Once the investigation is complete, it would be up to Hennepin County Attorney Mike Freeman to decide whether to charge the officer.

Freeman would not comment on the broader case Monday, but said both officers likely should have turned on their body cameras as they were approached by Damond in an alley.

Police Chief Janee Harteau called the killing a "tragic death" and said she understands why the community has questions. "I've asked for the investigation to be expedited to provide transparency and to answer as many questions as quickly as we can," she said.

The Fulton neighborhood where the shooting happened is a mix of middle- and upper-middle-class homes about a half-mile from city lakes that are a popular destination for residents and tourists.

Some 50 friends and neighbors gathered in a semicircle Sunday near the shooting site, with many more looking on from the sidewalk and street. Chalk hearts containing the names of some people who were victims of police violence were drawn on the driveway.

By Monday, flowers had also been left at the scene, along with a handwritten sign that asked, "Why did you shoot and kill our neighbor?"

Damond's death is yet another high-profile police shooting in the Twin Cities area in recent years. Last year, 32-year-old Philando Castile was killed by an officer during a traffic stop in a nearby suburb after he told the officer he was armed. And in November 2015, a Minneapolis police officer shot and killed Jamar Clark during a struggle in which the officer said Clark grabbed his partner's weapon.

Damond's business website indicates that she relocated to Minneapolis and worked as a yoga instructor, meditation teacher and personal health and life coach.

Originally trained as a veterinarian, Damond indicted on the site that she was "most passionate about supporting individuals and organizations to discover the power and potential within their own brains and hearts."

Damond's mother was Australian, and she spent her formative years there, but also spent some of her early childhood in the Buffalo, New York, area, said Peter Suffoletto, a cousin of Damond's father.

Australian woman shot dead by US police after 911 call

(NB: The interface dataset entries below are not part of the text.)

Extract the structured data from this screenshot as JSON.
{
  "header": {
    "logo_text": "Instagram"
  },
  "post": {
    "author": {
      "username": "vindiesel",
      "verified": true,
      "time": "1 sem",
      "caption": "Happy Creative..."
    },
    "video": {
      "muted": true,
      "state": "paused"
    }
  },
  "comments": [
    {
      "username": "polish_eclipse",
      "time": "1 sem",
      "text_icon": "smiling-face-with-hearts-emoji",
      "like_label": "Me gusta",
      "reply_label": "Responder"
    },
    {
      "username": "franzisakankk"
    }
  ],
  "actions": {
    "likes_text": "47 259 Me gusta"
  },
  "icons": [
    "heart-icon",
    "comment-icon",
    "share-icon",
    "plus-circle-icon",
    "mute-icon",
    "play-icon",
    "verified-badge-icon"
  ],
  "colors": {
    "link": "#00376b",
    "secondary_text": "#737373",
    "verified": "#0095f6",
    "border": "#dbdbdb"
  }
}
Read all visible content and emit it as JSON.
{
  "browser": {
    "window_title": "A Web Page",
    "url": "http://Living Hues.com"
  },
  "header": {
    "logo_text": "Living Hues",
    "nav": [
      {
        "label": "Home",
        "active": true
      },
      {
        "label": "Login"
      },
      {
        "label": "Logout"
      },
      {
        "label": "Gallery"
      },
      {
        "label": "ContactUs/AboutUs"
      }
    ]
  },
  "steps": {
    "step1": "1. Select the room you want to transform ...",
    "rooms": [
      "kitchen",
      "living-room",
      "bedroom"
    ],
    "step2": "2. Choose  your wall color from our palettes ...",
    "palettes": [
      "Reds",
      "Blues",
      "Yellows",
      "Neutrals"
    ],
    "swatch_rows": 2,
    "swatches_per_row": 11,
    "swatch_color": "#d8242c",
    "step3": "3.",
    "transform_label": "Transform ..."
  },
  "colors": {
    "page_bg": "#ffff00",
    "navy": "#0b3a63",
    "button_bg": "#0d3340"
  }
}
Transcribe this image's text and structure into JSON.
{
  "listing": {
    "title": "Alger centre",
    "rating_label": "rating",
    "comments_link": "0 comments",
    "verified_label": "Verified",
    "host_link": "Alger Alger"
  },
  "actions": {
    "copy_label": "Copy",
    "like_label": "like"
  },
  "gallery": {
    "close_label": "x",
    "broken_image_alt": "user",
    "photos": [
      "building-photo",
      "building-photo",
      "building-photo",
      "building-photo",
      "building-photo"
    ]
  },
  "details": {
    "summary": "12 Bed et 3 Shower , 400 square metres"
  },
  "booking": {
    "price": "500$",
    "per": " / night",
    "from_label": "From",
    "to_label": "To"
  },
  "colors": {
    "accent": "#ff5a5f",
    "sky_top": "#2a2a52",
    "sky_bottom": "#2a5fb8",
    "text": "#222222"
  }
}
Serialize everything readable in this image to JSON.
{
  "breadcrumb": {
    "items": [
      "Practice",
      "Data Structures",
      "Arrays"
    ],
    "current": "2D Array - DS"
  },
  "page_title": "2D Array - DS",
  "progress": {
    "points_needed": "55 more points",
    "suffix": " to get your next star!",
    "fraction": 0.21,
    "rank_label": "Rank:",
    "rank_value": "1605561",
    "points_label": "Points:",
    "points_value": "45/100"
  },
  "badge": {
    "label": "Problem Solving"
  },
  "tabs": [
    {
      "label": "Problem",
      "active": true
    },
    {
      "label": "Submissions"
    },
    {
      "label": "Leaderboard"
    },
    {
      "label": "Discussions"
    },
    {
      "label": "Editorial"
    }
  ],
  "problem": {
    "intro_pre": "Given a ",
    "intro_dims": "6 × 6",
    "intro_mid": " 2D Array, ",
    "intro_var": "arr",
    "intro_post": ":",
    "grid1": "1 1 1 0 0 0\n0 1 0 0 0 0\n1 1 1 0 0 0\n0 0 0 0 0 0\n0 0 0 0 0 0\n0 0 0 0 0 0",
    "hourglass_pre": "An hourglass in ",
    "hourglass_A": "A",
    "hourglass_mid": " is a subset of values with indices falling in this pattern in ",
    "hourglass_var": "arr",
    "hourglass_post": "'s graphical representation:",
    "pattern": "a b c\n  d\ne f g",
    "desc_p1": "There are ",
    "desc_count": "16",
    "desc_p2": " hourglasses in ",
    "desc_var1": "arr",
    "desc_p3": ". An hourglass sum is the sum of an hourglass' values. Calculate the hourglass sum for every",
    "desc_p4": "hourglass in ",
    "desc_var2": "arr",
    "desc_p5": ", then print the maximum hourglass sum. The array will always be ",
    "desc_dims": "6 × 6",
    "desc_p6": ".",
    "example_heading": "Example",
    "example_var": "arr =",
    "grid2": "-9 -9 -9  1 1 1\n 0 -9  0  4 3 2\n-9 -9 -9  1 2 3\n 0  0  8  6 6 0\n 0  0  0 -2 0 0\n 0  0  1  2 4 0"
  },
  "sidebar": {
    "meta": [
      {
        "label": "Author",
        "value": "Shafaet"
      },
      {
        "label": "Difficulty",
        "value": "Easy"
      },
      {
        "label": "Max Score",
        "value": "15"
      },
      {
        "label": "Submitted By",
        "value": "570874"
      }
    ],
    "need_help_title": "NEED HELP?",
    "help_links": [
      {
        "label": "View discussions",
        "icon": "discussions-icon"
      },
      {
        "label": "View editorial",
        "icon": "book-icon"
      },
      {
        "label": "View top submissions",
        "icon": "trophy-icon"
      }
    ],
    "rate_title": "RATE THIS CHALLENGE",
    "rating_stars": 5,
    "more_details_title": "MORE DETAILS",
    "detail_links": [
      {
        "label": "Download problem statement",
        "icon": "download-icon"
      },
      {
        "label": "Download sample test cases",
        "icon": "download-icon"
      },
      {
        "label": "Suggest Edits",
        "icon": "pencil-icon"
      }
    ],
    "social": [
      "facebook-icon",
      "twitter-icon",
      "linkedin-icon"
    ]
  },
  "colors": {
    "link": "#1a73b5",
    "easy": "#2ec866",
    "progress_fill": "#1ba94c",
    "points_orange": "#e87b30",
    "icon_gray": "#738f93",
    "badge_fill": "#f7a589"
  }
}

An Australian woman was shot and killed by a Minneapolis police officer at the weekend, authorities said, and the city's mayor said she was "heartsick and deeply disturbed" over the incident and promised a full investigation.


"We all want to know more," Mayor Betsy Hodges said. "I want to know more."

Minneapolis police on patrol are equipped with body cameras but Hodges said they were not in operation in this incident.


"I have a lot of questions - questions like why the body cameras weren't on," Hodges said.

Police said they received a 911 call around 11:30 p.m. on Saturday. As officers responded to the scene, it turned into an officer-involved shooting, a senior police official said. A woman died as a result of the shooting.


Minneapolis police said in a statement the call pertained to a "possible assault" and that "at one point an officer fired their weapon, fatally striking a woman."

The victim was not identified, but media including The New York Times reported her name was Justine Damond, 40.


Damond, from Sydney, was engaged to an American man and the couple planned to marry in August, the Times said, citing Australian media.

Police and Hodges referred questions about the details of the shooting and the investigation to the state Bureau of Criminal Apprehension (BCA), which is handling the case.

"As mayor of our city, a wife, and a grandmother, I am heartsick and deeply disturbed by what occurred last night," Hodges told a news conference on Sunday night.

Hodges said the BCA had reported that there was no body camera footage nor dashboard camera footage of the incident.

The mayor and police said the BCA would be releasing further information as soon as possible.